Exercise description
Copy out the lines below that hold the word "data".

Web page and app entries
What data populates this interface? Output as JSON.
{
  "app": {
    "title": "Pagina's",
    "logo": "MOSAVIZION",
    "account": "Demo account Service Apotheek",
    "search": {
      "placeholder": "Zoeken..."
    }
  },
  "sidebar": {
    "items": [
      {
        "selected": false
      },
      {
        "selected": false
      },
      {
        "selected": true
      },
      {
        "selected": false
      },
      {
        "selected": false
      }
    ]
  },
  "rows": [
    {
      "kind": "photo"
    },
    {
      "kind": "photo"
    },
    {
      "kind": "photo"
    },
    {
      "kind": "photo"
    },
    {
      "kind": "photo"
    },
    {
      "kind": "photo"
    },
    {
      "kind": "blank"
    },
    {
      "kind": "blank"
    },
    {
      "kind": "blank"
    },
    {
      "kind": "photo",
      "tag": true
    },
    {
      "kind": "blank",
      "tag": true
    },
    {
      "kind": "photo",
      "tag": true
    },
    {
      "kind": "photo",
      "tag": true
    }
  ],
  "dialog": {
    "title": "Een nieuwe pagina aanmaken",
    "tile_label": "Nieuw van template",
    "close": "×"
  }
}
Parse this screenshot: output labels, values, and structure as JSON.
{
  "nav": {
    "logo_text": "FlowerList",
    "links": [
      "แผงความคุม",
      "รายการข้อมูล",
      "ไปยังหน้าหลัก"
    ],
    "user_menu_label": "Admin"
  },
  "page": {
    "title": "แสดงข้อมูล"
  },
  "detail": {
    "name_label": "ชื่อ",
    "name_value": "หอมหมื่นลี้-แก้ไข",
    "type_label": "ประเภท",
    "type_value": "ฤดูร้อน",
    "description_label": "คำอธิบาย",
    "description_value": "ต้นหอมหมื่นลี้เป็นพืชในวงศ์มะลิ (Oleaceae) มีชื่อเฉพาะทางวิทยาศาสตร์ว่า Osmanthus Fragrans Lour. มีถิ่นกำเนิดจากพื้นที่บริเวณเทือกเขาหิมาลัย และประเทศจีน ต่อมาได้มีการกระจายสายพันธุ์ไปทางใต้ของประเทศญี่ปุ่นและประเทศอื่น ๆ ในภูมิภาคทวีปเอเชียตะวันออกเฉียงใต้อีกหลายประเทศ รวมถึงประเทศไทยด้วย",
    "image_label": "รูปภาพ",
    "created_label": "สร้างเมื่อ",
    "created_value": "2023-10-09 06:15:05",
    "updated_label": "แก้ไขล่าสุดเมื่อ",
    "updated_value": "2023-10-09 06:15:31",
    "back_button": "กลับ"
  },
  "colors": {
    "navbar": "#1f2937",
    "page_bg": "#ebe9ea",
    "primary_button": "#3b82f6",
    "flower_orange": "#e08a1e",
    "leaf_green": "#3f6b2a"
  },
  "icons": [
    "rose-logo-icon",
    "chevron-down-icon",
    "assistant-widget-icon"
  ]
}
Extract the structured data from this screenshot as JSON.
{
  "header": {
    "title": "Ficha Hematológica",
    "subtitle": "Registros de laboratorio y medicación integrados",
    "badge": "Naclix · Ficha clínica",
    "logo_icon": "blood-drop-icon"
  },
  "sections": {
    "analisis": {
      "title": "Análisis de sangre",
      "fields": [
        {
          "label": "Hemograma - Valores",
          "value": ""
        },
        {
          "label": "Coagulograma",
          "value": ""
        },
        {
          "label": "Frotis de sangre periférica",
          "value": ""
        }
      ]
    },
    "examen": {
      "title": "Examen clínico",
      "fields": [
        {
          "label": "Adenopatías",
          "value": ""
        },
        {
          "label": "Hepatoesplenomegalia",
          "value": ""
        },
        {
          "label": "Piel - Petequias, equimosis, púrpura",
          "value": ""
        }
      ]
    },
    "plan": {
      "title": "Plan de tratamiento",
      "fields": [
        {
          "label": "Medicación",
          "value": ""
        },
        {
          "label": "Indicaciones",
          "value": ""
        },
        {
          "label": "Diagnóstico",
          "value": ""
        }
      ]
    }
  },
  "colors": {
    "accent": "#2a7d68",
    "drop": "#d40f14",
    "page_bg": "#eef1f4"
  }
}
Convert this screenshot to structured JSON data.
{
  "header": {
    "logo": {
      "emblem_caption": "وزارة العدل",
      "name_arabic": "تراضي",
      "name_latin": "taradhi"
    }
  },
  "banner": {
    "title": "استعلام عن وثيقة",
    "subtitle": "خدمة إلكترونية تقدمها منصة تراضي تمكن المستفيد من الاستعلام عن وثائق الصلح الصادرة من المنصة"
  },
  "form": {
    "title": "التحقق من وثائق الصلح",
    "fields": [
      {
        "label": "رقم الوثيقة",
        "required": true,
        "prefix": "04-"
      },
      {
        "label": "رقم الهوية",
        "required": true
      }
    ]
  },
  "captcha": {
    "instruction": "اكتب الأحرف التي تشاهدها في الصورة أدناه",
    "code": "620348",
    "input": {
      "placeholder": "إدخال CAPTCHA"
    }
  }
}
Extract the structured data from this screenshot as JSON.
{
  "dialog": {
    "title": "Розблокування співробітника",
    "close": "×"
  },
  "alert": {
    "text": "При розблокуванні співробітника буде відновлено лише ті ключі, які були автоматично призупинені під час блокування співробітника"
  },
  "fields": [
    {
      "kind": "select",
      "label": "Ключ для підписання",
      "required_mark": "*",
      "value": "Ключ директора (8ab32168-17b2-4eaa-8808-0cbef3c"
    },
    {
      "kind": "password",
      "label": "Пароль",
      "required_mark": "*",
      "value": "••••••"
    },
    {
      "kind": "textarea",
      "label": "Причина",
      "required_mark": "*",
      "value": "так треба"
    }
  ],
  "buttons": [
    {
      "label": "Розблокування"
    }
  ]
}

Answer to this task
What data populates this interface? Output as JSON.
Extract the structured data from this screenshot as JSON.
Convert this screenshot to structured JSON data.
Extract the structured data from this screenshot as JSON.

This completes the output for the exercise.